Getting the right puppy treats for rewarding your new pup is very important. Puppies require training as soon as they become part of your family to avoid them growing up to be sassy little monsters.
Rewarding your puppy for good behavior is enjoyable and very effective in teaching your pup the difference between acceptable and unacceptable behaviors.
From experience, I have learned that if you use a variety of different puppy treats, you will get a better response! Don't keep to the same treat each time as they will easily lose interest, which can result in the training becoming harder. As a suggestion, use a low-value treat for easy things and keep the high value 'Jackpot' treats for when you are teaching more challenging behaviors.
Keep an eye out for treats that are "holistic", they're held to a higher standard and are usually quite good. Steer clear of any ingredients you're unsure of. Definitely stay away from anything that contains BHT and BHA which are proven carcinogens (cancer-causing agents).
There is also no need for your pups treats to contain wheat, corn, soy, preservatives or any artificial colors.

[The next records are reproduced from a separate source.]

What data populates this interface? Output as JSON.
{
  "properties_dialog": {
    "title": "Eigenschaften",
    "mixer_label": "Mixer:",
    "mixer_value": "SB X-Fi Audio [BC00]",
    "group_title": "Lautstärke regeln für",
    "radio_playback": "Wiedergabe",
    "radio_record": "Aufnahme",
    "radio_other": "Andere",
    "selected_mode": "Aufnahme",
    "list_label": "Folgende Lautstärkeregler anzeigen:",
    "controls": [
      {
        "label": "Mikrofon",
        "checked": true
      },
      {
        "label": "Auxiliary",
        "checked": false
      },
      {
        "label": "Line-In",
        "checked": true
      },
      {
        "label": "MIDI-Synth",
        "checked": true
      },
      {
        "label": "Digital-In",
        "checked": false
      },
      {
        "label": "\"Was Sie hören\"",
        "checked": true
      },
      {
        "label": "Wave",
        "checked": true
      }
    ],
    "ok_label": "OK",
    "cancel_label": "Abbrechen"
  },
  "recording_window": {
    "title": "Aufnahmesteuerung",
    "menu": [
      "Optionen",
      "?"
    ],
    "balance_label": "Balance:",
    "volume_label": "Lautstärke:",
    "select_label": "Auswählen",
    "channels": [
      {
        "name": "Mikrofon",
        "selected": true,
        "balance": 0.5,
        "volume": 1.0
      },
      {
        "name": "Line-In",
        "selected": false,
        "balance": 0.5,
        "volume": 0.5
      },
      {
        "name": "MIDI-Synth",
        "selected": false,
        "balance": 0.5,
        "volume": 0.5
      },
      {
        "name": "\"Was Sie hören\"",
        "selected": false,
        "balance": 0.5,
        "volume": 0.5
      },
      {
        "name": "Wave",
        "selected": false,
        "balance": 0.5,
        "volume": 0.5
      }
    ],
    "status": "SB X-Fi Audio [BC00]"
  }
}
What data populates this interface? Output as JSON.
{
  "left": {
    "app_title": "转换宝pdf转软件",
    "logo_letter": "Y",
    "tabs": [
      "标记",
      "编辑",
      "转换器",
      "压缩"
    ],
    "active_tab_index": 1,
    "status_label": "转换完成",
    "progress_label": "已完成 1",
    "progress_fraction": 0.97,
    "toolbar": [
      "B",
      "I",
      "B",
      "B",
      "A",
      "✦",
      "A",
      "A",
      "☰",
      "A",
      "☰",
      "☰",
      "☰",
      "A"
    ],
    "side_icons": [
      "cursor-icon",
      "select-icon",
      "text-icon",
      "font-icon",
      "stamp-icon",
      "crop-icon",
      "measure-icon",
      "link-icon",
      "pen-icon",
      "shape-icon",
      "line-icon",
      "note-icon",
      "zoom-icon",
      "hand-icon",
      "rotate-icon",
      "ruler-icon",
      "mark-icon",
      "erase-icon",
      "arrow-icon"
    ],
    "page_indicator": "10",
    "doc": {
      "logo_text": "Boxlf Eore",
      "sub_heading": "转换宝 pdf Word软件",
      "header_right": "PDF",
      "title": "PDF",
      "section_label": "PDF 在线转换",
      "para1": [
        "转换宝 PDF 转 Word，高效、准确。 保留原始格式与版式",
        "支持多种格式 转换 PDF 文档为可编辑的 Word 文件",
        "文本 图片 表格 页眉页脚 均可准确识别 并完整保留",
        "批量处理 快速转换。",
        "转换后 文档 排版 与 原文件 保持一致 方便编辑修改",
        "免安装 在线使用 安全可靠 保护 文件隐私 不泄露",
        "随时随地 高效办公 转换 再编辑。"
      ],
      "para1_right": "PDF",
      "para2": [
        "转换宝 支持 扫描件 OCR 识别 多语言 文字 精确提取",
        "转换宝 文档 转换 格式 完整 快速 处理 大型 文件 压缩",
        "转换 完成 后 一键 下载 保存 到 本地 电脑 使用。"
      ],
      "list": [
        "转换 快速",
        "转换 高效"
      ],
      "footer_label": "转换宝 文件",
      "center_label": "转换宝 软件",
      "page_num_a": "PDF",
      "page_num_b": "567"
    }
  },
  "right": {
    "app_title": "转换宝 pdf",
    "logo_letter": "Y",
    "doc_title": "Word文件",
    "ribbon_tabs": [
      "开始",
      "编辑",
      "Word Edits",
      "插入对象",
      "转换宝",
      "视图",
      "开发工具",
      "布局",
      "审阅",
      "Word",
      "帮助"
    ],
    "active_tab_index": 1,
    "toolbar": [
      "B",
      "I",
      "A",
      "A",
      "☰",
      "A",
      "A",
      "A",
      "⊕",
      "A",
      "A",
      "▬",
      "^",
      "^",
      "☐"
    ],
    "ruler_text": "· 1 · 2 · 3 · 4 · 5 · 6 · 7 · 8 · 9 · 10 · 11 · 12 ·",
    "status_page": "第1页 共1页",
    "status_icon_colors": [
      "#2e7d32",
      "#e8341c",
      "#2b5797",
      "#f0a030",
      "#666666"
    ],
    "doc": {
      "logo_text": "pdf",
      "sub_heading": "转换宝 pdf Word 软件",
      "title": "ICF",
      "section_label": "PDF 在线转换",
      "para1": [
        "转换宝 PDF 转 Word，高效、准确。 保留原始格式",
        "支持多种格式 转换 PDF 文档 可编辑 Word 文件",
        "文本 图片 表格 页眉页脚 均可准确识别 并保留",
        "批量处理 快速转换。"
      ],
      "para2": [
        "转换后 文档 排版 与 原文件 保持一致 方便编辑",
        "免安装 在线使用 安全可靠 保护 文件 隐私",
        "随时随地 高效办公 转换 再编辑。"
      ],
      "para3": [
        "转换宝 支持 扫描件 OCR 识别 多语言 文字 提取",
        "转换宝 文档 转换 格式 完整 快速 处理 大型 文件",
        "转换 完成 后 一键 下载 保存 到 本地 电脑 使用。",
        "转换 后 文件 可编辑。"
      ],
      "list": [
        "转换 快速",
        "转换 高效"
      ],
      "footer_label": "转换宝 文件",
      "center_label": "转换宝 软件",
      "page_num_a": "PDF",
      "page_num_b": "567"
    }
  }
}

For more detailed information on the ingredients that you should avoid and why, please visit the Healthy Treats page.
Making your pup's treats at home will allow you to manage the ingredients and will probably save you money too. If you're looking for a treat that has a little crunch, I would recommend the vegan PB and apple sauce clusters. For the perfect soft treat, try making liver sponge cake - it's one of my dog's favorites.
You can say goodbye to nasty lingering odors as our homemade puppy treats all smell amazing when being cooked. In fact, they're given that they're made with human-grade ingredients, they're totally fit for human consumption. I've actually caught my own husband eating our dog's homemade treats, he says that they taste pretty darn good. These treats are always the best choice for dog owners seeking a safe and healthy snack for their companion.
You can save money by using foods that you already have at home as treats for your puppy. This is convenient and saves a trip to your store. There are a range of human foods that I give to my dog. She goes crazy for them as they are different from regular puppy and dog treats, and I'm happy because they are healthy. Below are a few of my recommendations:
Cheese 'My Dog's is Addicted' - Fresh mozzarella, cheese sticks and cheddar cheese are always a great hit.
Fresh and Dehydrated Meats - Chicken, Liver, Turkey..you can use any type of meat. As a suggestion, if you're going to use a high fat meat like a sausage, only use a small amount.
Baby Food - Each time you reward your puppy for good behavior, or if he's learning a new trick, let him lick a small amount of baby food from a plastic spoon 'one lick per reward' and once the jar is empty you can reuse this and fill it with peanut butter, cream cheese or something else that you know your puppy loves.
Healthy Fruit and Veggies 'Good if your dog is on a diet' - Make sure you always wash the ingredients and remove any rinds, inedible skins, seeds and pits before feeding to your puppy or dog. Keep in mind that dogs can't generally digest these too well, so they may come out the same way as they went in - always keep the treats to a reasonable size to your dog or puppy!
Many dog owners need or want to use their dog's everyday food as treats. For instance:
Dried food taken from your puppy's daily allowance can be used during training sessions with your puppy. However, this will only be successful if your puppy likes his dry food enough to do tricks for it! This can be encouraged by using it in a more exciting way than you normally would when giving you puppy his dinner, get excited with your puppy, and you will see a difference.
Try putting some of the dry food in a sealed bag with some small pieces of bacon, cheese, or a hot-dog for a few hours before you do the training. This allows the kibble to soak up thecodor from the human foods, which should get your puppy very excited for the treat.
You can make exciting treats from your puppy's dry food (dry or wet food) which is quick and simple to do. There is no need to add any other ingredients that would put your dog at risk. See here for details on how to make treats out of your dog's food.
Unfortunately, many brands of commercial puppy treats contain ingredients that are high in sugar and carbohydrates, which ultimately contribute to many illnesses in dogs.
Avoid purchasing commercial treats that contain corn, wheat, soy, artificial colors, meat by meat products and meat meal. For more detailed information on the ingredients that you should be avoiding, please check out my Healthy Dog Treats page for more details.
One other thing that I want to mention, is that many puppy treats that are marketed as 'moist' or 'soft' often contain a dangerous ingredient, Propylene Glycol.
Propylene Glycol is simply another name for anti-freeze - for obvious reasons, don't buy any treats for your pup that contains this ingredient!
Other variants of Propylene Glycol include: 1,2-dihydroxypropane, 1,2-propanediol, methyl glycol, and trimethyl glycol.